The M107 sniper rifle is the Army’s standardized version of the Barrett M82 line in use by militaries, law enforcement and some private citizens throughout the world. Its .50-caliber BMG round can be effective against personnel, unarmored vehicles and light cover out to over a mile with a high degree of accuracy. The M107 is also called the Light Fifty for its .50 BMG (12.7×99mm NATO) chambering and significantly lighter weight compared to previous applications and the 15% heavier base M82 model. The weapon is found in two variants, the original M82A1 (and A3) and the bullpup M82A2. The M82A2 is no longer manufactured, though the XM500 can be seen as its successor.
Barrett Firearms Manufacturing was founded by Ronnie Barrett for the sole purpose of building semi-automatic rifles chambered for the powerful 12.7×99mm NATO (.50 BMG) ammunition, originally developed for and used in M2 Browning machine guns. The weapon was first sold to the Swedish Army in 1989. In 1990, the United States armed forces purchased the M82A1 during operations Desert Shield and Desert Storm in Kuwait and Iraq. About 125 rifles were initially bought by the United States Marine Corps, and orders from the Army and Air Force soon followed.

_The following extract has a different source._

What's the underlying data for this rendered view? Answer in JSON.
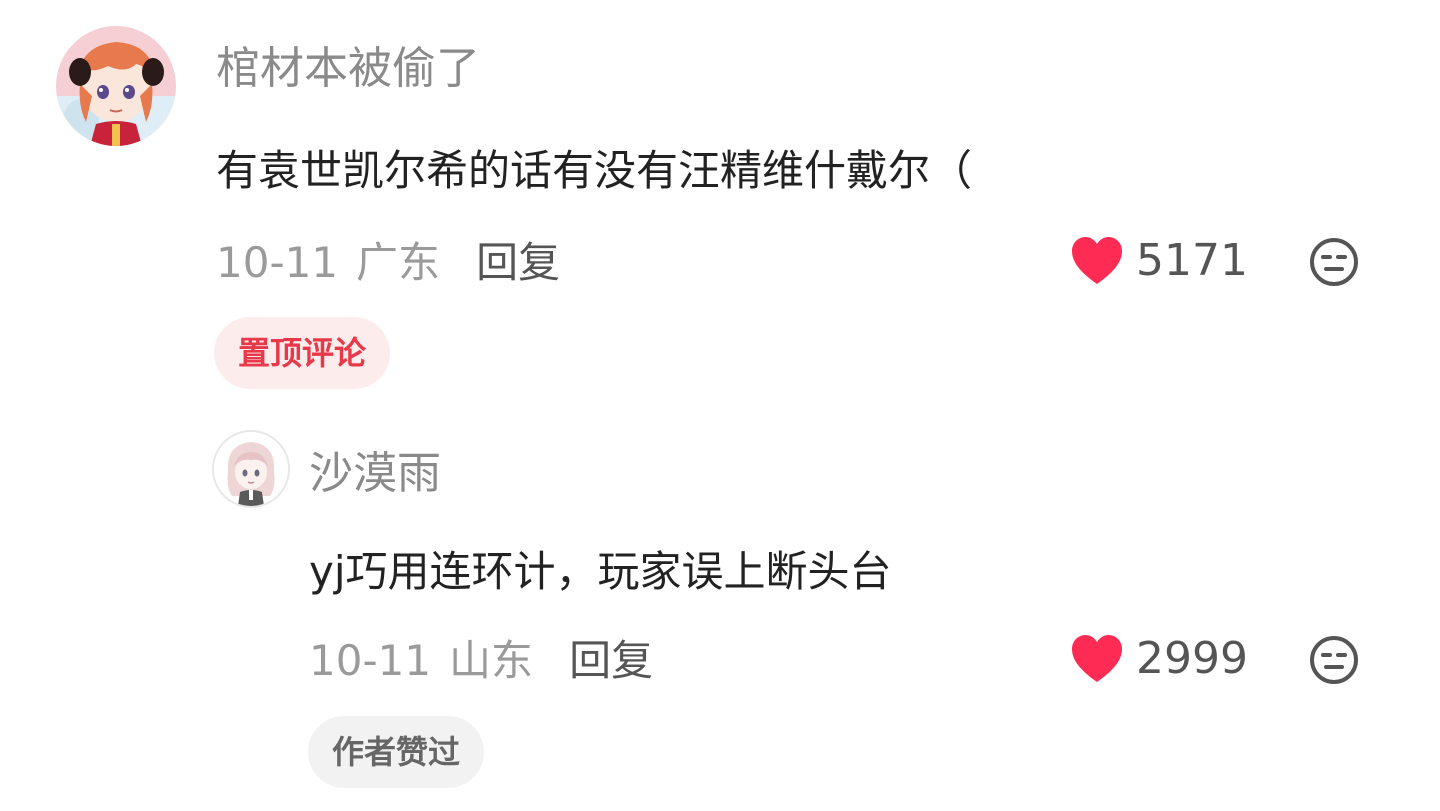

In summer 2002, the M82A1 was approved for “full materiel release”, meaning it was officially adopted as the Long Range Sniper Rifle, Caliber .50, M107. The M107 uses a Leupold 4.5–14×50 Mark 4 scope. The M107 known by the US military as the SASR—”Special Applications Scoped Rifle”, and it was and still is used as an anti-materiel rifle and explosive ordnance disposal tool.